Yes, the easiest way for Joe to do this is to add in a career summary that shows his dates, company name and job title for his work history and nothing else AND then write a title ‘Workplace Health & Safety Experience’ on his resume where he elaborates on the Workplace Health & Safety Officer job in great detail. This shows he has a work history and hasn’t been lying on the beach for the last few years while also minimizing the sales experience and focusing on the Workplace Health & Safety role.


Twenty Questions You Should Answer Right Now So You Can Add Achievements To Your Resume

Twenty Questions To Pinpoint Achievements For Your Resume

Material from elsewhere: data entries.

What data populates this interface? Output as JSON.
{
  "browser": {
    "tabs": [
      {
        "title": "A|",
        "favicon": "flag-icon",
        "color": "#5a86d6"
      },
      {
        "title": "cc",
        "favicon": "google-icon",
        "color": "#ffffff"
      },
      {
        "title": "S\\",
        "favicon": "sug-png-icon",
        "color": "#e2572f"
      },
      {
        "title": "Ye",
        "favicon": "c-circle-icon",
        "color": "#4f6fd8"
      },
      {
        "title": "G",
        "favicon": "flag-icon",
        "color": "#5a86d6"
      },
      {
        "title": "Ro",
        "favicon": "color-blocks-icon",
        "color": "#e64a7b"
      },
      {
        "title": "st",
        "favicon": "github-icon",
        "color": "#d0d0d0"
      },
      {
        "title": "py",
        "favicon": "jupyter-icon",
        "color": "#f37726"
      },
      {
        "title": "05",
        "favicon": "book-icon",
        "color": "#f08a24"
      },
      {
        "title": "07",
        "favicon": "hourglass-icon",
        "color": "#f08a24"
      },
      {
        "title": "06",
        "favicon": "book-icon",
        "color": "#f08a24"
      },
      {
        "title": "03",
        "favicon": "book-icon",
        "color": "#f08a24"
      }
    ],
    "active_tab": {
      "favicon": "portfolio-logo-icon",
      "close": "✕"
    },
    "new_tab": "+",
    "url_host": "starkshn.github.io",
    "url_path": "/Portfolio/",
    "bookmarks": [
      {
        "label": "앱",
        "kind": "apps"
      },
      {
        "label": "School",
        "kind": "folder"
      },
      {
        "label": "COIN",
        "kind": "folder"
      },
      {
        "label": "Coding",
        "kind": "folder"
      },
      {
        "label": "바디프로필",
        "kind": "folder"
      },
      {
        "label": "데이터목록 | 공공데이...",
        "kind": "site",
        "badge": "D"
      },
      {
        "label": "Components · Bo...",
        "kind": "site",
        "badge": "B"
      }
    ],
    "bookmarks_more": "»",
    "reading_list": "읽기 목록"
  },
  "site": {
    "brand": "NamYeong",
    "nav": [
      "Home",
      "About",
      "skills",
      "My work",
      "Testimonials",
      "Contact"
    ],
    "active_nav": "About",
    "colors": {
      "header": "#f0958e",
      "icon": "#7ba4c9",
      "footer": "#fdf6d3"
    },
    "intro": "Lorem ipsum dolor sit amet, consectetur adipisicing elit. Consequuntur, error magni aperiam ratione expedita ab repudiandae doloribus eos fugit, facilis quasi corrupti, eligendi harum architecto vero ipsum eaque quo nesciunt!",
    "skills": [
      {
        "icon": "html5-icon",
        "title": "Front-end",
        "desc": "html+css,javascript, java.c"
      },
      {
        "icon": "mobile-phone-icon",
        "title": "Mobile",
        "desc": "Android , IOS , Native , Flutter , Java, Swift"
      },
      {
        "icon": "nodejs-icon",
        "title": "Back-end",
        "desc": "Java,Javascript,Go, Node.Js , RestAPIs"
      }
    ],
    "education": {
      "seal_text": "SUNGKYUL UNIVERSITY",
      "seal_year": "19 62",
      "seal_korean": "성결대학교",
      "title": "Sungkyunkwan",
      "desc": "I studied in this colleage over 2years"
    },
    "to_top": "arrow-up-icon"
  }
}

By now you would need to be living in a cave to be unaware that in order to make your resume really shine you need to add in some of your achievements. This is relatively easy to do if you work in a field like sales where you have targets you can add in but can be tricky when it comes to a more generalised field such as administration. In order to help you out with this I’ve compiled a quick list of things for you to think about when it comes to writing out your resume achievements. Example answers:

Responsible for resolving a key client supply issue that saved the company from losing a contract worth $50,000.

Delivered a presentation to 50+ new clients on our service delivery expected outcomes resulting in positive feedback from both our clients and management

Responsible for payroll and superannuation services for 150+ staff according to a strict one week deadline

  • Have you ever resolved a problem or issue at work? What was it? What was the result?
  • Have you ever trained other staff members either formally or informally? How many? What was the response?
  • What special projects have you been involved in? What was your contribution?
  • Have you ever implemented a new system or idea that was well received by staff or management?
  • Have you ever presented in public? In front of how many people?
  • Do you manage people in your current position? What is your leadership style? How many people do you manage?
  • Have you ever resolved a dispute that led to positive outcomes?
  • Are you a member of any committees or volunteer groups such as the OH&S committee or the social club committee?
  • Do you chair meetings or act as treasurer during meetings in your current role?
  • Have you brought in new clients or been part of an advertising or marketing campaign?
  • Do you work with cash? How much cash do you handle on a daily basis?
  • Are you responsible for the business newsletter or any extra duties not listed as part of your job description
  • Have you written any procedures, policies or manuals for your position?
  • Do you have sales targets you need to meet? What are they and by how much do you exceed these?
  • Do you have customer service feedback forms? What has your result been?
  • Have you completed any professional development or training not already listed on your resume?
  • Do you have other key performance targets you need to meet? What are they? At what percentage rate do you achieve them?
  • Have you ever been featured in the staff newsletter, professional publications or received other positive media attention
  • Have you ever had an article published?
  • Do you have any tickets or licenses not listed already on your resume?

If you would like more questions to jump start your thinking, I have a free questionnaire with spaces for you to write your answers and lots more questions available for free download here: